### Aim of the task
All entries below must be given again exactly as they stand.

── Supplied material ──

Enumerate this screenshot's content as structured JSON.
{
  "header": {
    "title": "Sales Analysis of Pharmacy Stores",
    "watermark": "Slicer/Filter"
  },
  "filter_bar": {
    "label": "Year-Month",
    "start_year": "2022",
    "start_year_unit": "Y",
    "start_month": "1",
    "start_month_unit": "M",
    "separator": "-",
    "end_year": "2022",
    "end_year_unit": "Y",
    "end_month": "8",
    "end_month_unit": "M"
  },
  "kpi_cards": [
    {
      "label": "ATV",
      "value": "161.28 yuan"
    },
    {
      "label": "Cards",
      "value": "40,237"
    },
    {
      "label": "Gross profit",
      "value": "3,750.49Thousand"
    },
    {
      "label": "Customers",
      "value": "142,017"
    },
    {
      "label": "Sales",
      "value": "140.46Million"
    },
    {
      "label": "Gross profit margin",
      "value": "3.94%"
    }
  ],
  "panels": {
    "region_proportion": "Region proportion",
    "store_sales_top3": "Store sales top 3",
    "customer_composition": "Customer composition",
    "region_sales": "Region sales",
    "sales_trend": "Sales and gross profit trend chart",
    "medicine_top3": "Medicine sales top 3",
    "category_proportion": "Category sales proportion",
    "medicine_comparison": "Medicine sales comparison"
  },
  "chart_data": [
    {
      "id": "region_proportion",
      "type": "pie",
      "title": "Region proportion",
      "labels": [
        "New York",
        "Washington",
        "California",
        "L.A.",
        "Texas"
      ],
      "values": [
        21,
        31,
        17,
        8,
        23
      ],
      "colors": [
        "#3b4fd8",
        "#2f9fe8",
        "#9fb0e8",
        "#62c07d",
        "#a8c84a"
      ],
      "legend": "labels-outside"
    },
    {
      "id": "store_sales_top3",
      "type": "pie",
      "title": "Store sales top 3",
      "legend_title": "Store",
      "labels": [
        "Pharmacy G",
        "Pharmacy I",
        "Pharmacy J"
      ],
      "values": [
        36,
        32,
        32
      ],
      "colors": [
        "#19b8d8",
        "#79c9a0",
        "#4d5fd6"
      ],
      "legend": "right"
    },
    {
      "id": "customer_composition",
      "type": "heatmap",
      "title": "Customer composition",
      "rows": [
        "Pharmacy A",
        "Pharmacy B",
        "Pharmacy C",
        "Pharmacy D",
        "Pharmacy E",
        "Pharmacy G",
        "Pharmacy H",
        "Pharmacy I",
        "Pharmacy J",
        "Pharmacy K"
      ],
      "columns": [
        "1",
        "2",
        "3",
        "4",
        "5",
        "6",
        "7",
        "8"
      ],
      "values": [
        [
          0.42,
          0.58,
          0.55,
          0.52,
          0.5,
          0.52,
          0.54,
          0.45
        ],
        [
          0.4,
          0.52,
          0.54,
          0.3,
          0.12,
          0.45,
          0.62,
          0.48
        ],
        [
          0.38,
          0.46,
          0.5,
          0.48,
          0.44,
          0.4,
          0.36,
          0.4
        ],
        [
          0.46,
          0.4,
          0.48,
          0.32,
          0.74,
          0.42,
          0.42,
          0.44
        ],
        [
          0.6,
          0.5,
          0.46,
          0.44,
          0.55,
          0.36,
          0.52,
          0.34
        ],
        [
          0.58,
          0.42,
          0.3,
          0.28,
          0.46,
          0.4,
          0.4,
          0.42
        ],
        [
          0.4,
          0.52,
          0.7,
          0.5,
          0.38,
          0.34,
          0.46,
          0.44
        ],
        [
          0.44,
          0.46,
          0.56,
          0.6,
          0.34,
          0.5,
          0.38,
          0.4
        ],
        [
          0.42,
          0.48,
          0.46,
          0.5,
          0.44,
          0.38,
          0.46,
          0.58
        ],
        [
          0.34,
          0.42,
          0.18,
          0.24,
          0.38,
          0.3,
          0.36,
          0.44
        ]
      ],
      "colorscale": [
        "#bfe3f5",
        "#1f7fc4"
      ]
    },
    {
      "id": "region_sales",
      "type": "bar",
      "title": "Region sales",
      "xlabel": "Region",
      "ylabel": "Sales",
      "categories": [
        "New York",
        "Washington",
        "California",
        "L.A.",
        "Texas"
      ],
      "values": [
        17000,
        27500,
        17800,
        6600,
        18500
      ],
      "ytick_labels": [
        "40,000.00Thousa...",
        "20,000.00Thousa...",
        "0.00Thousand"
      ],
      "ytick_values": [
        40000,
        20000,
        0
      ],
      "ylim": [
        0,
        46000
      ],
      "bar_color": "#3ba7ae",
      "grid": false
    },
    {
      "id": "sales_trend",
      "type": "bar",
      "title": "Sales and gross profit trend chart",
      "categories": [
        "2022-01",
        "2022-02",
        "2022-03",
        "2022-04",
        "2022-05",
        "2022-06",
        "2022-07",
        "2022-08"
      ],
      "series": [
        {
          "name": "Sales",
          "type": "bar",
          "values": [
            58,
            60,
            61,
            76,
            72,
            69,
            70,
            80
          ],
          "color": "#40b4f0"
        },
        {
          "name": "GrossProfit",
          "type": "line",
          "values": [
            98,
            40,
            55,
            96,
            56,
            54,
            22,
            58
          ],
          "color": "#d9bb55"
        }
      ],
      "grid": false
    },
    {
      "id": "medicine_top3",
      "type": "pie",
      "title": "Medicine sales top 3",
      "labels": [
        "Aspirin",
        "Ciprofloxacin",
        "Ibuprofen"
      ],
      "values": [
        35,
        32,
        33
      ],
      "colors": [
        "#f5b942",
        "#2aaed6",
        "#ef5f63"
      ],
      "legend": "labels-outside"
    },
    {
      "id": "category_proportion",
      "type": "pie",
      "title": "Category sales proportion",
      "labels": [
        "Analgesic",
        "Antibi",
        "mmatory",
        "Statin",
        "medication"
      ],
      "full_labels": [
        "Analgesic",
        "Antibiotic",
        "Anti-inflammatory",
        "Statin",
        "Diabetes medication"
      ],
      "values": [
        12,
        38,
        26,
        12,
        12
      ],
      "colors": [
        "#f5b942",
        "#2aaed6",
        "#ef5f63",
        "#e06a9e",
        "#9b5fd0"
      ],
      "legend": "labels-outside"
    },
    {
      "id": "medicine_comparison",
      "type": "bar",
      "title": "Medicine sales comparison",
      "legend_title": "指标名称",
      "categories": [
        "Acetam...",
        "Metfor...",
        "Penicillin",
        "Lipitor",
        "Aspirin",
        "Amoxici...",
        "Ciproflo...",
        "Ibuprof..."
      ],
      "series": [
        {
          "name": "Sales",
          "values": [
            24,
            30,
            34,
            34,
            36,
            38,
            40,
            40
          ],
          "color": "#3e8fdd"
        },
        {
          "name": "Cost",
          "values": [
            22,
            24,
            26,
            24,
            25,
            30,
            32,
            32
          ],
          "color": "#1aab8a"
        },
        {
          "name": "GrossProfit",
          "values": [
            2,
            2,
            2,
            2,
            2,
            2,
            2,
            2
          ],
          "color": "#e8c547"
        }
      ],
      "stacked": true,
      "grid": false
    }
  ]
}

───

### Answer to this problem
Enumerate this screenshot's content as structured JSON.
{
  "header": {
    "title": "Sales Analysis of Pharmacy Stores",
    "watermark": "Slicer/Filter"
  },
  "filter_bar": {
    "label": "Year-Month",
    "start_year": "2022",
    "start_year_unit": "Y",
    "start_month": "1",
    "start_month_unit": "M",
    "separator": "-",
    "end_year": "2022",
    "end_year_unit": "Y",
    "end_month": "8",
    "end_month_unit": "M"
  },
  "kpi_cards": [
    {
      "label": "ATV",
      "value": "161.28 yuan"
    },
    {
      "label": "Cards",
      "value": "40,237"
    },
    {
      "label": "Gross profit",
      "value": "3,750.49Thousand"
    },
    {
      "label": "Customers",
      "value": "142,017"
    },
    {
      "label": "Sales",
      "value": "140.46Million"
    },
    {
      "label": "Gross profit margin",
      "value": "3.94%"
    }
  ],
  "panels": {
    "region_proportion": "Region proportion",
    "store_sales_top3": "Store sales top 3",
    "customer_composition": "Customer composition",
    "region_sales": "Region sales",
    "sales_trend": "Sales and gross profit trend chart",
    "medicine_top3": "Medicine sales top 3",
    "category_proportion": "Category sales proportion",
    "medicine_comparison": "Medicine sales comparison"
  },
  "chart_data": [
    {
      "id": "region_proportion",
      "type": "pie",
      "title": "Region proportion",
      "labels": [
        "New York",
        "Washington",
        "California",
        "L.A.",
        "Texas"
      ],
      "values": [
        21,
        31,
        17,
        8,
        23
      ],
      "colors": [
        "#3b4fd8",
        "#2f9fe8",
        "#9fb0e8",
        "#62c07d",
        "#a8c84a"
      ],
      "legend": "labels-outside"
    },
    {
      "id": "store_sales_top3",
      "type": "pie",
      "title": "Store sales top 3",
      "legend_title": "Store",
      "labels": [
        "Pharmacy G",
        "Pharmacy I",
        "Pharmacy J"
      ],
      "values": [
        36,
        32,
        32
      ],
      "colors": [
        "#19b8d8",
        "#79c9a0",
        "#4d5fd6"
      ],
      "legend": "right"
    },
    {
      "id": "customer_composition",
      "type": "heatmap",
      "title": "Customer composition",
      "rows": [
        "Pharmacy A",
        "Pharmacy B",
        "Pharmacy C",
        "Pharmacy D",
        "Pharmacy E",
        "Pharmacy G",
        "Pharmacy H",
        "Pharmacy I",
        "Pharmacy J",
        "Pharmacy K"
      ],
      "columns": [
        "1",
        "2",
        "3",
        "4",
        "5",
        "6",
        "7",
        "8"
      ],
      "values": [
        [
          0.42,
          0.58,
          0.55,
          0.52,
          0.5,
          0.52,
          0.54,
          0.45
        ],
        [
          0.4,
          0.52,
          0.54,
          0.3,
          0.12,
          0.45,
          0.62,
          0.48
        ],
        [
          0.38,
          0.46,
          0.5,
          0.48,
          0.44,
          0.4,
          0.36,
          0.4
        ],
        [
          0.46,
          0.4,
          0.48,
          0.32,
          0.74,
          0.42,
          0.42,
          0.44
        ],
        [
          0.6,
          0.5,
          0.46,
          0.44,
          0.55,
          0.36,
          0.52,
          0.34
        ],
        [
          0.58,
          0.42,
          0.3,
          0.28,
          0.46,
          0.4,
          0.4,
          0.42
        ],
        [
          0.4,
          0.52,
          0.7,
          0.5,
          0.38,
          0.34,
          0.46,
          0.44
        ],
        [
          0.44,
          0.46,
          0.56,
          0.6,
          0.34,
          0.5,
          0.38,
          0.4
        ],
        [
          0.42,
          0.48,
          0.46,
          0.5,
          0.44,
          0.38,
          0.46,
          0.58
        ],
        [
          0.34,
          0.42,
          0.18,
          0.24,
          0.38,
          0.3,
          0.36,
          0.44
        ]
      ],
      "colorscale": [
        "#bfe3f5",
        "#1f7fc4"
      ]
    },
    {
      "id": "region_sales",
      "type": "bar",
      "title": "Region sales",
      "xlabel": "Region",
      "ylabel": "Sales",
      "categories": [
        "New York",
        "Washington",
        "California",
        "L.A.",
        "Texas"
      ],
      "values": [
        17000,
        27500,
        17800,
        6600,
        18500
      ],
      "ytick_labels": [
        "40,000.00Thousa...",
        "20,000.00Thousa...",
        "0.00Thousand"
      ],
      "ytick_values": [
        40000,
        20000,
        0
      ],
      "ylim": [
        0,
        46000
      ],
      "bar_color": "#3ba7ae",
      "grid": false
    },
    {
      "id": "sales_trend",
      "type": "bar",
      "title": "Sales and gross profit trend chart",
      "categories": [
        "2022-01",
        "2022-02",
        "2022-03",
        "2022-04",
        "2022-05",
        "2022-06",
        "2022-07",
        "2022-08"
      ],
      "series": [
        {
          "name": "Sales",
          "type": "bar",
          "values": [
            58,
            60,
            61,
            76,
            72,
            69,
            70,
            80
          ],
          "color": "#40b4f0"
        },
        {
          "name": "GrossProfit",
          "type": "line",
          "values": [
            98,
            40,
            55,
            96,
            56,
            54,
            22,
            58
          ],
          "color": "#d9bb55"
        }
      ],
      "grid": false
    },
    {
      "id": "medicine_top3",
      "type": "pie",
      "title": "Medicine sales top 3",
      "labels": [
        "Aspirin",
        "Ciprofloxacin",
        "Ibuprofen"
      ],
      "values": [
        35,
        32,
        33
      ],
      "colors": [
        "#f5b942",
        "#2aaed6",
        "#ef5f63"
      ],
      "legend": "labels-outside"
    },
    {
      "id": "category_proportion",
      "type": "pie",
      "title": "Category sales proportion",
      "labels": [
        "Analgesic",
        "Antibi",
        "mmatory",
        "Statin",
        "medication"
      ],
      "full_labels": [
        "Analgesic",
        "Antibiotic",
        "Anti-inflammatory",
        "Statin",
        "Diabetes medication"
      ],
      "values": [
        12,
        38,
        26,
        12,
        12
      ],
      "colors": [
        "#f5b942",
        "#2aaed6",
        "#ef5f63",
        "#e06a9e",
        "#9b5fd0"
      ],
      "legend": "labels-outside"
    },
    {
      "id": "medicine_comparison",
      "type": "bar",
      "title": "Medicine sales comparison",
      "legend_title": "指标名称",
      "categories": [
        "Acetam...",
        "Metfor...",
        "Penicillin",
        "Lipitor",
        "Aspirin",
        "Amoxici...",
        "Ciproflo...",
        "Ibuprof..."
      ],
      "series": [
        {
          "name": "Sales",
          "values": [
            24,
            30,
            34,
            34,
            36,
            38,
            40,
            40
          ],
          "color": "#3e8fdd"
        },
        {
          "name": "Cost",
          "values": [
            22,
            24,
            26,
            24,
            25,
            30,
            32,
            32
          ],
          "color": "#1aab8a"
        },
        {
          "name": "GrossProfit",
          "values": [
            2,
            2,
            2,
            2,
            2,
            2,
            2,
            2
          ],
          "color": "#e8c547"
        }
      ],
      "stacked": true,
      "grid": false
    }
  ]
}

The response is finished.